TASK GOAL:
Take the data that follows and return it exactly.

::: TASK INPUT

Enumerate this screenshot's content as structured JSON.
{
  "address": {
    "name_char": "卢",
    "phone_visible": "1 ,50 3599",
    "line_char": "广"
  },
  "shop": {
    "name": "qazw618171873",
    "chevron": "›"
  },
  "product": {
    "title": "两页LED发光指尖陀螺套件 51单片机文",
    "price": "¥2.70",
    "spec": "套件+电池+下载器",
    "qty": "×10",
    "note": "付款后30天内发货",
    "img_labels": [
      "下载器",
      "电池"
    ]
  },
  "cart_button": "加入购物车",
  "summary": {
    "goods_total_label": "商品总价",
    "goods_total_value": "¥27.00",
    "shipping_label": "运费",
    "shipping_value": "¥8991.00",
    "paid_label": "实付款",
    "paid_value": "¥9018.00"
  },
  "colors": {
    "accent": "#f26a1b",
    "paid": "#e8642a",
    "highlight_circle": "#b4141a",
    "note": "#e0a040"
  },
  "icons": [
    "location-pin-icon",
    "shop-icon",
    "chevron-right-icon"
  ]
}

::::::

RESPONSE AREA:
Enumerate this screenshot's content as structured JSON.
{
  "address": {
    "name_char": "卢",
    "phone_visible": "1 ,50 3599",
    "line_char": "广"
  },
  "shop": {
    "name": "qazw618171873",
    "chevron": "›"
  },
  "product": {
    "title": "两页LED发光指尖陀螺套件 51单片机文",
    "price": "¥2.70",
    "spec": "套件+电池+下载器",
    "qty": "×10",
    "note": "付款后30天内发货",
    "img_labels": [
      "下载器",
      "电池"
    ]
  },
  "cart_button": "加入购物车",
  "summary": {
    "goods_total_label": "商品总价",
    "goods_total_value": "¥27.00",
    "shipping_label": "运费",
    "shipping_value": "¥8991.00",
    "paid_label": "实付款",
    "paid_value": "¥9018.00"
  },
  "colors": {
    "accent": "#f26a1b",
    "paid": "#e8642a",
    "highlight_circle": "#b4141a",
    "note": "#e0a040"
  },
  "icons": [
    "location-pin-icon",
    "shop-icon",
    "chevron-right-icon"
  ]
}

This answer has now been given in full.